[Available data — start]
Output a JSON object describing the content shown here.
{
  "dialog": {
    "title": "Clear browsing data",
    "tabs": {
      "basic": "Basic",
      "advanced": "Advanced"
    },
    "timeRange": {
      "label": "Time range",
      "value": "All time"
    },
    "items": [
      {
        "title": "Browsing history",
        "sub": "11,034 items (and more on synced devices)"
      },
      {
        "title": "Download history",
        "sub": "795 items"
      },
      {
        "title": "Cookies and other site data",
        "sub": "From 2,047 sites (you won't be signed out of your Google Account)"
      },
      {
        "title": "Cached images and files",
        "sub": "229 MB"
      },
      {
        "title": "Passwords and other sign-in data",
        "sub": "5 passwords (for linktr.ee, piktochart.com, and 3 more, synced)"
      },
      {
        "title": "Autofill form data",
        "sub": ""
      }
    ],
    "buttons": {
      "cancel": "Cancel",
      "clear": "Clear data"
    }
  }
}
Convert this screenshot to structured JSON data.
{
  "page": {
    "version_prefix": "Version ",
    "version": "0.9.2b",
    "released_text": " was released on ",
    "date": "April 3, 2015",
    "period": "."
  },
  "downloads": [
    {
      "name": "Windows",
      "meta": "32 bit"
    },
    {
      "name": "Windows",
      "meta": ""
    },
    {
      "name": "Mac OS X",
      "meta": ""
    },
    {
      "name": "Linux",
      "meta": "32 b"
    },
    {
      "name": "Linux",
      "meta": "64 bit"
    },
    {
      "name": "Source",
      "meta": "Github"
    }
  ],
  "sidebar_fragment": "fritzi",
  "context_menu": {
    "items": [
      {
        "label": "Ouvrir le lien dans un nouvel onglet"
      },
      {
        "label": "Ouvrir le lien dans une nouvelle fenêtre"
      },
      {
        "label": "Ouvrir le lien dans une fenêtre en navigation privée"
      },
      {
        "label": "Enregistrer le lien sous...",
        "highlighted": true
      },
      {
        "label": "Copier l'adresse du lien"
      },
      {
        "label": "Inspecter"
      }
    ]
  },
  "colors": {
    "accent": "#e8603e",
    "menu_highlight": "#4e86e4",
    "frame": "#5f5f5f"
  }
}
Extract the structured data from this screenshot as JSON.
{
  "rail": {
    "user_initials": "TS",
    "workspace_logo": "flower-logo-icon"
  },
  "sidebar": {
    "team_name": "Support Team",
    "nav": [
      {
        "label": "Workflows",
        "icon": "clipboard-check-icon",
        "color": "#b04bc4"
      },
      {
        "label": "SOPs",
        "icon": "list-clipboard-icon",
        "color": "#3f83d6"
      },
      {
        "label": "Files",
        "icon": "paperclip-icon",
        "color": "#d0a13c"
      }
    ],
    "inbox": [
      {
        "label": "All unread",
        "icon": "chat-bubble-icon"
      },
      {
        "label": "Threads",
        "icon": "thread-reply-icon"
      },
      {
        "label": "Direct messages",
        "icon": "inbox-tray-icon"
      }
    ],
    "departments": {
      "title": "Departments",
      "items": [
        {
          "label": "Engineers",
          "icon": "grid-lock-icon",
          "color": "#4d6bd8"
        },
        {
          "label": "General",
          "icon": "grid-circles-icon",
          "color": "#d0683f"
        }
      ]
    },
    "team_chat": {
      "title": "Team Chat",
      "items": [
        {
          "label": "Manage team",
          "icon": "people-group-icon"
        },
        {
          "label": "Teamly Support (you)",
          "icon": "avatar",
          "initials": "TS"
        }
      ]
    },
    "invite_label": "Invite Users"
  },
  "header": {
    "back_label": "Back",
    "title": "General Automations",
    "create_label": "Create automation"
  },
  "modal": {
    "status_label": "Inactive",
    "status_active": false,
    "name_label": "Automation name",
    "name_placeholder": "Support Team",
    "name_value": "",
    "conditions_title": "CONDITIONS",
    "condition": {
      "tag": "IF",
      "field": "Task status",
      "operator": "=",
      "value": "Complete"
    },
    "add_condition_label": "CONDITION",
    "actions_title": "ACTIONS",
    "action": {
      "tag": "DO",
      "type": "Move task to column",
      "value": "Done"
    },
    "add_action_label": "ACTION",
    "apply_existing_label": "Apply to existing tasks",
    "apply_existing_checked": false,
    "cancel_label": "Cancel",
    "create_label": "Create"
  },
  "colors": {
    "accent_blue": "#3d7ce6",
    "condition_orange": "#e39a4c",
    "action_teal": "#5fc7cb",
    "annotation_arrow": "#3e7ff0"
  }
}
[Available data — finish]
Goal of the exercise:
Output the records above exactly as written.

Your response:
Output a JSON object describing the content shown here.
{
  "dialog": {
    "title": "Clear browsing data",
    "tabs": {
      "basic": "Basic",
      "advanced": "Advanced"
    },
    "timeRange": {
      "label": "Time range",
      "value": "All time"
    },
    "items": [
      {
        "title": "Browsing history",
        "sub": "11,034 items (and more on synced devices)"
      },
      {
        "title": "Download history",
        "sub": "795 items"
      },
      {
        "title": "Cookies and other site data",
        "sub": "From 2,047 sites (you won't be signed out of your Google Account)"
      },
      {
        "title": "Cached images and files",
        "sub": "229 MB"
      },
      {
        "title": "Passwords and other sign-in data",
        "sub": "5 passwords (for linktr.ee, piktochart.com, and 3 more, synced)"
      },
      {
        "title": "Autofill form data",
        "sub": ""
      }
    ],
    "buttons": {
      "cancel": "Cancel",
      "clear": "Clear data"
    }
  }
}
Convert this screenshot to structured JSON data.
{
  "page": {
    "version_prefix": "Version ",
    "version": "0.9.2b",
    "released_text": " was released on ",
    "date": "April 3, 2015",
    "period": "."
  },
  "downloads": [
    {
      "name": "Windows",
      "meta": "32 bit"
    },
    {
      "name": "Windows",
      "meta": ""
    },
    {
      "name": "Mac OS X",
      "meta": ""
    },
    {
      "name": "Linux",
      "meta": "32 b"
    },
    {
      "name": "Linux",
      "meta": "64 bit"
    },
    {
      "name": "Source",
      "meta": "Github"
    }
  ],
  "sidebar_fragment": "fritzi",
  "context_menu": {
    "items": [
      {
        "label": "Ouvrir le lien dans un nouvel onglet"
      },
      {
        "label": "Ouvrir le lien dans une nouvelle fenêtre"
      },
      {
        "label": "Ouvrir le lien dans une fenêtre en navigation privée"
      },
      {
        "label": "Enregistrer le lien sous...",
        "highlighted": true
      },
      {
        "label": "Copier l'adresse du lien"
      },
      {
        "label": "Inspecter"
      }
    ]
  },
  "colors": {
    "accent": "#e8603e",
    "menu_highlight": "#4e86e4",
    "frame": "#5f5f5f"
  }
}
Extract the structured data from this screenshot as JSON.
{
  "rail": {
    "user_initials": "TS",
    "workspace_logo": "flower-logo-icon"
  },
  "sidebar": {
    "team_name": "Support Team",
    "nav": [
      {
        "label": "Workflows",
        "icon": "clipboard-check-icon",
        "color": "#b04bc4"
      },
      {
        "label": "SOPs",
        "icon": "list-clipboard-icon",
        "color": "#3f83d6"
      },
      {
        "label": "Files",
        "icon": "paperclip-icon",
        "color": "#d0a13c"
      }
    ],
    "inbox": [
      {
        "label": "All unread",
        "icon": "chat-bubble-icon"
      },
      {
        "label": "Threads",
        "icon": "thread-reply-icon"
      },
      {
        "label": "Direct messages",
        "icon": "inbox-tray-icon"
      }
    ],
    "departments": {
      "title": "Departments",
      "items": [
        {
          "label": "Engineers",
          "icon": "grid-lock-icon",
          "color": "#4d6bd8"
        },
        {
          "label": "General",
          "icon": "grid-circles-icon",
          "color": "#d0683f"
        }
      ]
    },
    "team_chat": {
      "title": "Team Chat",
      "items": [
        {
          "label": "Manage team",
          "icon": "people-group-icon"
        },
        {
          "label": "Teamly Support (you)",
          "icon": "avatar",
          "initials": "TS"
        }
      ]
    },
    "invite_label": "Invite Users"
  },
  "header": {
    "back_label": "Back",
    "title": "General Automations",
    "create_label": "Create automation"
  },
  "modal": {
    "status_label": "Inactive",
    "status_active": false,
    "name_label": "Automation name",
    "name_placeholder": "Support Team",
    "name_value": "",
    "conditions_title": "CONDITIONS",
    "condition": {
      "tag": "IF",
      "field": "Task status",
      "operator": "=",
      "value": "Complete"
    },
    "add_condition_label": "CONDITION",
    "actions_title": "ACTIONS",
    "action": {
      "tag": "DO",
      "type": "Move task to column",
      "value": "Done"
    },
    "add_action_label": "ACTION",
    "apply_existing_label": "Apply to existing tasks",
    "apply_existing_checked": false,
    "cancel_label": "Cancel",
    "create_label": "Create"
  },
  "colors": {
    "accent_blue": "#3d7ce6",
    "condition_orange": "#e39a4c",
    "action_teal": "#5fc7cb",
    "annotation_arrow": "#3e7ff0"
  }
}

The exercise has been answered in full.